__Task description__
Without adding or dropping anything, copy the entries below.

__Records supplied__
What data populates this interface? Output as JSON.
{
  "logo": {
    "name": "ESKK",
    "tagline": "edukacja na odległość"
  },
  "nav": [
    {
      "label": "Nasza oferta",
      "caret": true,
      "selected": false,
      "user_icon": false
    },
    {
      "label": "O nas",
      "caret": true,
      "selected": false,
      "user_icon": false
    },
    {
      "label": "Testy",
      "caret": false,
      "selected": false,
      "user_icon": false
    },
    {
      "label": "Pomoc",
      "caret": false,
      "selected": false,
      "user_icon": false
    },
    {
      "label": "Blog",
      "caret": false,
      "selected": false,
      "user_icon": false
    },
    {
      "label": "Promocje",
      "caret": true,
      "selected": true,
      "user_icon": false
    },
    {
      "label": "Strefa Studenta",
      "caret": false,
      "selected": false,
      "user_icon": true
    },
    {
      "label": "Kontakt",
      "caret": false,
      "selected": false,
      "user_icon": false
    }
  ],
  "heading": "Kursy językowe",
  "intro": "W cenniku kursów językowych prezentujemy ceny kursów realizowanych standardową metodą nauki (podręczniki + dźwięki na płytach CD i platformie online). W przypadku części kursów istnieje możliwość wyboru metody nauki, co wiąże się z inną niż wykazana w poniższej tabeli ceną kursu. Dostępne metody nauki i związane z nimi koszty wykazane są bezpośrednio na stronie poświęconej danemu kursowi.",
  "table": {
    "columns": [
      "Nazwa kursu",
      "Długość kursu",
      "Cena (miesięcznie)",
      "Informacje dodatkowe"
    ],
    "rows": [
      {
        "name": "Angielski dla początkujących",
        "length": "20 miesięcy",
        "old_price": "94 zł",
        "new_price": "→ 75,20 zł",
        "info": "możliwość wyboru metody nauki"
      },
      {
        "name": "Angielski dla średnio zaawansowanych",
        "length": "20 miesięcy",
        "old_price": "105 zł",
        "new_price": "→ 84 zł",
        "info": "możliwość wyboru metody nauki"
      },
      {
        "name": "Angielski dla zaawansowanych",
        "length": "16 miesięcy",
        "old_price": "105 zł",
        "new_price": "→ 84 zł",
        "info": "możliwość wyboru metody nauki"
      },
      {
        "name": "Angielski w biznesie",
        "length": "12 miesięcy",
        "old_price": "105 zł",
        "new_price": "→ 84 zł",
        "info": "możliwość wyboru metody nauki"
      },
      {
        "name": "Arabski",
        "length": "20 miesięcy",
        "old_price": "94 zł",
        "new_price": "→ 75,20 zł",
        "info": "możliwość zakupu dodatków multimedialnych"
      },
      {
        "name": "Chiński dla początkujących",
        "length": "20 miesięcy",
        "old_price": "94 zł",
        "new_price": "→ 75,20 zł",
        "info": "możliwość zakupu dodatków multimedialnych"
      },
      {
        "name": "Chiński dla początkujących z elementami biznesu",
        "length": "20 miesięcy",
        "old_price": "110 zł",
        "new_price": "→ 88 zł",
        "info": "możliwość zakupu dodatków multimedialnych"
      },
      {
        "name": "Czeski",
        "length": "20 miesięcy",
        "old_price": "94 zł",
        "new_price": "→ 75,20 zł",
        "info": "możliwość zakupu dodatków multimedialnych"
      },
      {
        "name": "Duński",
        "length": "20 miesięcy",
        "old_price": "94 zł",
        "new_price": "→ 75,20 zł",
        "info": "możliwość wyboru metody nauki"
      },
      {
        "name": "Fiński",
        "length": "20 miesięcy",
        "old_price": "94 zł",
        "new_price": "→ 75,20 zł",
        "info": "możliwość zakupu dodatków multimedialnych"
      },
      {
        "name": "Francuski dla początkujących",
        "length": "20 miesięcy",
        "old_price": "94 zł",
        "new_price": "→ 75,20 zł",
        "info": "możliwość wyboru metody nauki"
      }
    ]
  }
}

__Task result__
What data populates this interface? Output as JSON.
{
  "logo": {
    "name": "ESKK",
    "tagline": "edukacja na odległość"
  },
  "nav": [
    {
      "label": "Nasza oferta",
      "caret": true,
      "selected": false,
      "user_icon": false
    },
    {
      "label": "O nas",
      "caret": true,
      "selected": false,
      "user_icon": false
    },
    {
      "label": "Testy",
      "caret": false,
      "selected": false,
      "user_icon": false
    },
    {
      "label": "Pomoc",
      "caret": false,
      "selected": false,
      "user_icon": false
    },
    {
      "label": "Blog",
      "caret": false,
      "selected": false,
      "user_icon": false
    },
    {
      "label": "Promocje",
      "caret": true,
      "selected": true,
      "user_icon": false
    },
    {
      "label": "Strefa Studenta",
      "caret": false,
      "selected": false,
      "user_icon": true
    },
    {
      "label": "Kontakt",
      "caret": false,
      "selected": false,
      "user_icon": false
    }
  ],
  "heading": "Kursy językowe",
  "intro": "W cenniku kursów językowych prezentujemy ceny kursów realizowanych standardową metodą nauki (podręczniki + dźwięki na płytach CD i platformie online). W przypadku części kursów istnieje możliwość wyboru metody nauki, co wiąże się z inną niż wykazana w poniższej tabeli ceną kursu. Dostępne metody nauki i związane z nimi koszty wykazane są bezpośrednio na stronie poświęconej danemu kursowi.",
  "table": {
    "columns": [
      "Nazwa kursu",
      "Długość kursu",
      "Cena (miesięcznie)",
      "Informacje dodatkowe"
    ],
    "rows": [
      {
        "name": "Angielski dla początkujących",
        "length": "20 miesięcy",
        "old_price": "94 zł",
        "new_price": "→ 75,20 zł",
        "info": "możliwość wyboru metody nauki"
      },
      {
        "name": "Angielski dla średnio zaawansowanych",
        "length": "20 miesięcy",
        "old_price": "105 zł",
        "new_price": "→ 84 zł",
        "info": "możliwość wyboru metody nauki"
      },
      {
        "name": "Angielski dla zaawansowanych",
        "length": "16 miesięcy",
        "old_price": "105 zł",
        "new_price": "→ 84 zł",
        "info": "możliwość wyboru metody nauki"
      },
      {
        "name": "Angielski w biznesie",
        "length": "12 miesięcy",
        "old_price": "105 zł",
        "new_price": "→ 84 zł",
        "info": "możliwość wyboru metody nauki"
      },
      {
        "name": "Arabski",
        "length": "20 miesięcy",
        "old_price": "94 zł",
        "new_price": "→ 75,20 zł",
        "info": "możliwość zakupu dodatków multimedialnych"
      },
      {
        "name": "Chiński dla początkujących",
        "length": "20 miesięcy",
        "old_price": "94 zł",
        "new_price": "→ 75,20 zł",
        "info": "możliwość zakupu dodatków multimedialnych"
      },
      {
        "name": "Chiński dla początkujących z elementami biznesu",
        "length": "20 miesięcy",
        "old_price": "110 zł",
        "new_price": "→ 88 zł",
        "info": "możliwość zakupu dodatków multimedialnych"
      },
      {
        "name": "Czeski",
        "length": "20 miesięcy",
        "old_price": "94 zł",
        "new_price": "→ 75,20 zł",
        "info": "możliwość zakupu dodatków multimedialnych"
      },
      {
        "name": "Duński",
        "length": "20 miesięcy",
        "old_price": "94 zł",
        "new_price": "→ 75,20 zł",
        "info": "możliwość wyboru metody nauki"
      },
      {
        "name": "Fiński",
        "length": "20 miesięcy",
        "old_price": "94 zł",
        "new_price": "→ 75,20 zł",
        "info": "możliwość zakupu dodatków multimedialnych"
      },
      {
        "name": "Francuski dla początkujących",
        "length": "20 miesięcy",
        "old_price": "94 zł",
        "new_price": "→ 75,20 zł",
        "info": "możliwość wyboru metody nauki"
      }
    ]
  }
}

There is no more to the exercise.